On Tuesday, some Disney+ subscribers reported being unable to log in to the service or access specific content while others were unable to use certain streaming devices. Industry sources told Variety the problems were not related to the streaming infrastructure but to the authentication systems.
Such issues may put a temporary dent in enthusiasm for the service but the depth of its catalogue and its long experience in content creation give it a head start on Apple TV+ which, USA Today noted, opened with “just nine TV shows and films”.
Disney+ growing fastest
Digital TV Research predicts that, between them, the five global SVOD platforms – Disney+, Apple TV+, HBO Max, Amazon Prime and Netflix – will double their total of subscribers to 529 million by 2025.
Disney will be the biggest winner, it says, taking its total to 101 million subscribers.
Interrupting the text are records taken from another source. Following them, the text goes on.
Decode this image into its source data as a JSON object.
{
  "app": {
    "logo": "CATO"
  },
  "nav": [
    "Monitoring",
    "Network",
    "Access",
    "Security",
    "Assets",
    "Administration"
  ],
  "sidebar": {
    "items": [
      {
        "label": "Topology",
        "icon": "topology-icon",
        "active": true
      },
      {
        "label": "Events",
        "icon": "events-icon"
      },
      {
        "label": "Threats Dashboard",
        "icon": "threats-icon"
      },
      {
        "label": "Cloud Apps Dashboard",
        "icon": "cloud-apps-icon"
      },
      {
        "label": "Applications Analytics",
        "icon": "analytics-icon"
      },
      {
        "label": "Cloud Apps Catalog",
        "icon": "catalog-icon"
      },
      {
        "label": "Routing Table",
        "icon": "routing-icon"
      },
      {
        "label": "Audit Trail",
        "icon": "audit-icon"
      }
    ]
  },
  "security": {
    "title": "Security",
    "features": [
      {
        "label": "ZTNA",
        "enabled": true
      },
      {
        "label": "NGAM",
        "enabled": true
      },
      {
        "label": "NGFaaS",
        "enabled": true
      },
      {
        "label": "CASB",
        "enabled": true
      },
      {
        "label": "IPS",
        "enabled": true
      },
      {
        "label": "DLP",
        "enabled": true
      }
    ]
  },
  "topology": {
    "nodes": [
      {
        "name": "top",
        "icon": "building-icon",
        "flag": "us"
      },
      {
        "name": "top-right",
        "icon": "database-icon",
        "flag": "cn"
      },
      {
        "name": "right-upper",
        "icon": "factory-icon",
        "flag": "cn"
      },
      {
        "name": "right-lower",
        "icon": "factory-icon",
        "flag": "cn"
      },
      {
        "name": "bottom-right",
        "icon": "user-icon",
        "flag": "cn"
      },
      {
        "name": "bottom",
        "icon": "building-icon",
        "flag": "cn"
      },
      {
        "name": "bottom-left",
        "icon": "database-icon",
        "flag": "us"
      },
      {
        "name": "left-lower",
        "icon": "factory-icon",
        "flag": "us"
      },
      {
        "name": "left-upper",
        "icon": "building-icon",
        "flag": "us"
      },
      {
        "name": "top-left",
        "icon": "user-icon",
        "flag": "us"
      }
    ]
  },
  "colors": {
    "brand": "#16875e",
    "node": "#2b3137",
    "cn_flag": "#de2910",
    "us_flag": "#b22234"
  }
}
That would leave it in third place, behind Amazon Prime on 135 million and Netflix on 236 million. (Netflix will add 70 million subscribers over this period but only 6 million in the US.)
Apple TV+ is a minnow in this context, with 27 million subscribers, just behind HBO Max on 30 million.
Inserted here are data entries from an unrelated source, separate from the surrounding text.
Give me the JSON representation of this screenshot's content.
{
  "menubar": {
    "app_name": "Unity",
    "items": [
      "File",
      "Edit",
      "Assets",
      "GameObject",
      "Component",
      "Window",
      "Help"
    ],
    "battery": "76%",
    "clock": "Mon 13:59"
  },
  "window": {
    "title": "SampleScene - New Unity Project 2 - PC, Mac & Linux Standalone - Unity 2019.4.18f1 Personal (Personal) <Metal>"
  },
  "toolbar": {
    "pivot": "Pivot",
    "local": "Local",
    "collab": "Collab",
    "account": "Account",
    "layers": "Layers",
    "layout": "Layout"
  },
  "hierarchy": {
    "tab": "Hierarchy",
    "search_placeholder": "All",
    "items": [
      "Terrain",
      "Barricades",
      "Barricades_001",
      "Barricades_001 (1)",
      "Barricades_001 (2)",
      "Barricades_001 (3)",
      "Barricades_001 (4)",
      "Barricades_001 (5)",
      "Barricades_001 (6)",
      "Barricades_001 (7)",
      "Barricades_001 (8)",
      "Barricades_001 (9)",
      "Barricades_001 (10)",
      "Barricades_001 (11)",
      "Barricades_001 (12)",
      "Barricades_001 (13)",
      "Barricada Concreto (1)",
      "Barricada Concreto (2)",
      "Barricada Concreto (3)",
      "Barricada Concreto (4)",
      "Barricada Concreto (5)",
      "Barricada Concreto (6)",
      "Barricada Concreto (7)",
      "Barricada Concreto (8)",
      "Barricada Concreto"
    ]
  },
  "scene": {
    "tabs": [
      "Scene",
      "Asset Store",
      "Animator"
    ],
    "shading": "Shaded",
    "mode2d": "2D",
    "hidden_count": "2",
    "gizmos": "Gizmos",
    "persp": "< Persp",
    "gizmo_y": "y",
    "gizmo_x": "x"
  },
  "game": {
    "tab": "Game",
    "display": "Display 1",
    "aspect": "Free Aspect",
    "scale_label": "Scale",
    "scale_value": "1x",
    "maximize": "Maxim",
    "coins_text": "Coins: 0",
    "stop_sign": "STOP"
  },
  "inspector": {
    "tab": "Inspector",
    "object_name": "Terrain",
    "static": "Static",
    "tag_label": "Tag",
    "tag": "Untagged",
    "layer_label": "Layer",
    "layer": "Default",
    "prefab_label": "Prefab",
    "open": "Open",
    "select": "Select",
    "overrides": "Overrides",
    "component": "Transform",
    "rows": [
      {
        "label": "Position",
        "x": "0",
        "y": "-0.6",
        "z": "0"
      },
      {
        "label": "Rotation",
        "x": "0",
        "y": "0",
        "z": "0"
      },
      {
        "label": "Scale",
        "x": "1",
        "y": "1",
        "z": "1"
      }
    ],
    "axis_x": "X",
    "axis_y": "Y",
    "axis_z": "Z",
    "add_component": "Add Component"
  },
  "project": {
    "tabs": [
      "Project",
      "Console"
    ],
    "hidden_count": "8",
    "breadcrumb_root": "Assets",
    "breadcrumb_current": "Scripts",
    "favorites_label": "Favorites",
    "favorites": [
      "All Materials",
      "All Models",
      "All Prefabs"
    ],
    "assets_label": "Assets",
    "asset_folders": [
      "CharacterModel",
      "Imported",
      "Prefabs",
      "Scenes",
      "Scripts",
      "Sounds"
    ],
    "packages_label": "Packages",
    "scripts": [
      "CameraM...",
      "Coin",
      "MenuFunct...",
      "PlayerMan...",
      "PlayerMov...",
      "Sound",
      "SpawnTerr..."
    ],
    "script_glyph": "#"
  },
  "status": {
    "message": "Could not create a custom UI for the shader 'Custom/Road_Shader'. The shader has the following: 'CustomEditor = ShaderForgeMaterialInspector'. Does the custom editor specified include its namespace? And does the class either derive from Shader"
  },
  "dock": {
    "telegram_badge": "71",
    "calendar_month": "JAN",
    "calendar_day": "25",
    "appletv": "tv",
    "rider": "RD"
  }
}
But it may need greater adult appeal
Kantar’s BrandZ research suggests that Disney’s heritage as a brand that appeals primarily to families with young children could be a hindrance to Disney+ as streaming services and on-demand video are more associated with quality adult content, music and sport.
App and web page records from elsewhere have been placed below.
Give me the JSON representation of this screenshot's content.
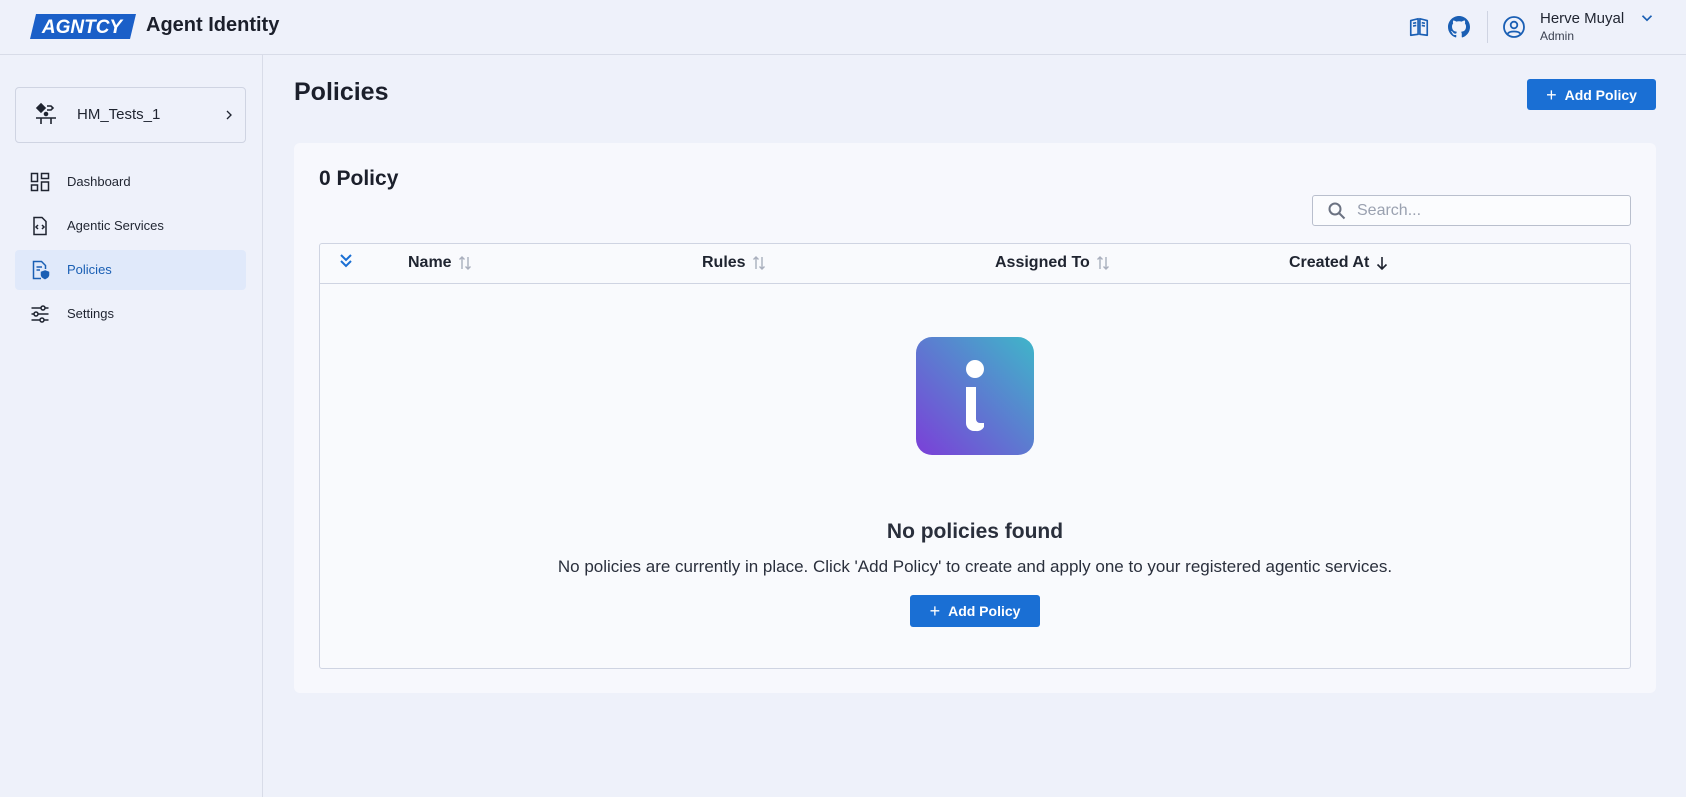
{
  "header": {
    "logo_text": "AGNTCY",
    "app_title": "Agent Identity",
    "icons": [
      "book-icon",
      "github-icon",
      "user-circle-icon",
      "chevron-down-icon"
    ],
    "user": {
      "name": "Herve Muyal",
      "role": "Admin"
    }
  },
  "sidebar": {
    "org": {
      "name": "HM_Tests_1",
      "icon": "org-icon"
    },
    "items": [
      {
        "label": "Dashboard",
        "icon": "dashboard-icon",
        "active": false
      },
      {
        "label": "Agentic Services",
        "icon": "code-file-icon",
        "active": false
      },
      {
        "label": "Policies",
        "icon": "policy-icon",
        "active": true
      },
      {
        "label": "Settings",
        "icon": "sliders-icon",
        "active": false
      }
    ]
  },
  "main": {
    "title": "Policies",
    "add_button_label": "Add Policy",
    "count_label": "0 Policy",
    "search": {
      "placeholder": "Search...",
      "value": ""
    },
    "table": {
      "columns": [
        {
          "label": "Name",
          "sort": "none"
        },
        {
          "label": "Rules",
          "sort": "none"
        },
        {
          "label": "Assigned To",
          "sort": "none"
        },
        {
          "label": "Created At",
          "sort": "desc"
        }
      ],
      "rows": []
    },
    "empty_state": {
      "title": "No policies found",
      "description": "No policies are currently in place. Click 'Add Policy' to create and apply one to your registered agentic services.",
      "button_label": "Add Policy"
    }
  },
  "colors": {
    "accent": "#1a6fd4",
    "active_nav_bg": "#e0e9fa",
    "background": "#eef1fa",
    "gradient_start": "#7b3fd8",
    "gradient_end": "#3fb6c9"
  }
}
The same research notes that Netflix is currently very positively viewed by consumers and has the right brand equity to succeed not just in the US but globally.
“All the new launches are essentially challenging Netflix, which has the advantages of brand recognition, well-respected content and consumer inertia,” said Graham Staplehurst, Global Strategy Director for BrandZ at Kantar.
“Few consumers will subscribe to more than one or two services so unless they offer some other advantage such as free delivery in the case of Amazon Prime, then rival brands will have to demonstrate a powerful appeal to consumers,” he added. “Right now, none of the competition has done that.”
The switching effect
Even though Disney+ doesn’t launch in the UK until the end of March next year, new research indicates that consumers there are already re-evaluating their streaming subscriptions.
More than a quarter of Brits (26%) are planning to subscribe, and over one third (37%) of these are considering cancelling subscriptions to other streaming services in favour of the new on-demand service, according to a report from research company AudienceProject.
It surveyed more than 6,000 people and when asked which subscriptions they would cancel, 31% said Netflix, 23% Amazon Prime and 17% Now TV.
“The entrance of Disney+ into the battleground of UK streaming services is set to radically change the state of play,” said Rune Werliin, Chief Product Officer, AudienceProject.
“Netflix’s reign could be in question, as thousands of UK consumers consider switching from its service to Disney+. By this time next year, we could be looking at a very different picture when it comes to digital TV subscriptions and usage.”
Sourced from Variety, USA Today, Digital TV Research, BrandZ, AudienceProject; additional content by WARC staff